Currencies: The December U.S. dollar index closed at 7850, down 22.9 points tied to Fed chairman Bernanke’s defending of his quantitative easing program. Any buying of treasury instruments will cause yields to decline and commensurate "displeasure" with dollar investment. The December Euro closed at 13671, up 41 points, the Swiss Franc gained 16 points to 10052 after hitting recent highs over 103 to the dollar. The British Pund lost 70 points to 15971, and the Japanese yen lost 6 points to 11979. The Canadian dollar gained 32 points to 9817, but the Australian dollar lost 36 points to 9830. We once again suggest the sidelines until we can assess any change in the Feds actions or results of those actions.
Energies: December crude closed at $81.51 per barrel, down 34c tied to the Chinese announced tightening of bank reserve requirements. I continue to feel that with what we perceive as a continuing recession in the U.S., the largest user of energy products and the Chinese, the second largest oil market could depress prices further possibly to the $75 per barrel level or lower. Supply/demand criteria is being kept in a secondary analytical position.
Copper: December copper closed at $3.8335, up only 25c tied to the China decision to cool its inflationary economy. We remain negative if only due to our basic opinion on the U.S. labor and housing situation. Hold put positions.
Precious Metals: December gold closed at $1,352.30 per ounce, down 70c even against the weak U.S. dollar and the Chinese credit tightening announcement. The expected financial rescue package for Ireland also had little effect on gold prices. We prefer the sidelines. December silver closed at $27.315 per ounce, up 48.10c on a correction after recent long liquidation. December palladium rallied on reports of a possible depletion in Russian stockpiles closing at $703.70, up $8.20. January platinum closed at $1,671.10 per ounce, up $7.20. We now reinstate our former trading suggestion of long palladium/short platinum.

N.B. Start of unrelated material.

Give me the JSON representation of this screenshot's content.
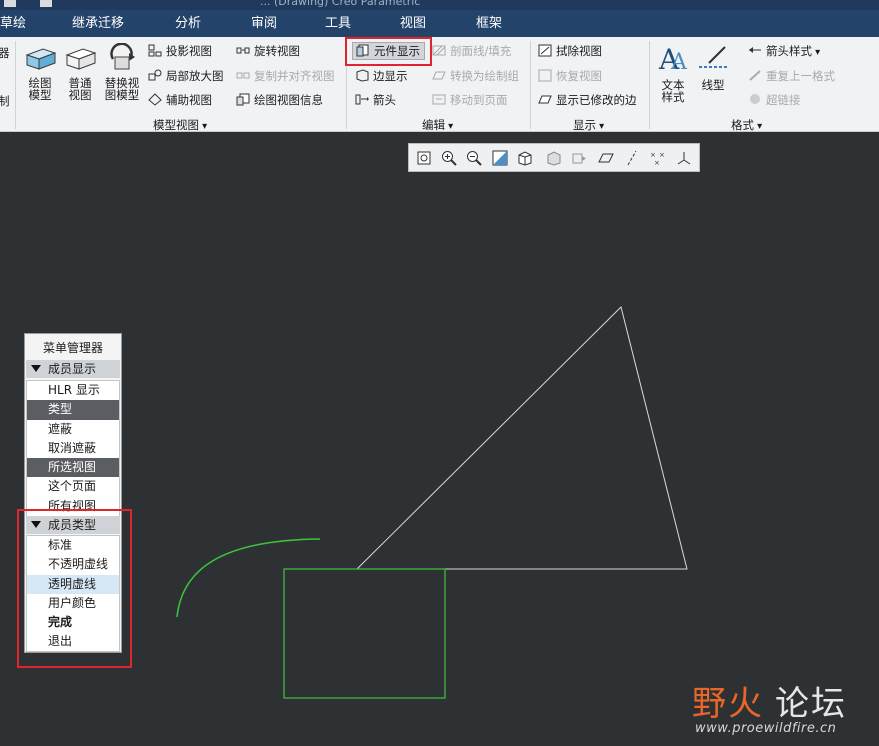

Grains and Oilseeds: December corn closed at $5.20 ¾ per bushel, down 21c on concerns over possible cuts in Chinese demand. Stay out until the supply/demand picture is clarified. After solid price gains during the year, heavy selling emerged tied mostly to the Chinese situation. December wheat closed at $6.84 per bushel, down 1/2c but held up better than corn and soybeans tied to a positive export outlook. Until the Chinese situation is clarified as to where exactly demand will be cut, we prefer the sidelines in the complex.
Same reasoning applies to soybeans where the March contract lost 40 1/4c to close at $12.09 per bushel.
Coffee, Cocoa, Sugar: December coffee closed at $1.1010 per pound, up 1.45c on declining stockpiles. We could see prices rally further assuming no surprises tied to demand. December cocoa closed at $2826 per tonne, down 70 points on possible declines in demand and on concern over China’s credit tightening policy and the global effect on producing countries. Stay out for now. March sugar closed at $26.2,c per pound, down 1.95c on less concern that rains would damage India’s harvest enough to reduce exports. We could see a resumption of buying but with the Chinese situation overhanging most markets, we prefer the sidelines.
Cotton: December cotton closed at $1.2790 per pound, limit down 6c after Thursdays sharp gains. China once again played a roll in the heavy selling Friday and could continue unless clarification of their intentions towards cotton is reported. Stay out.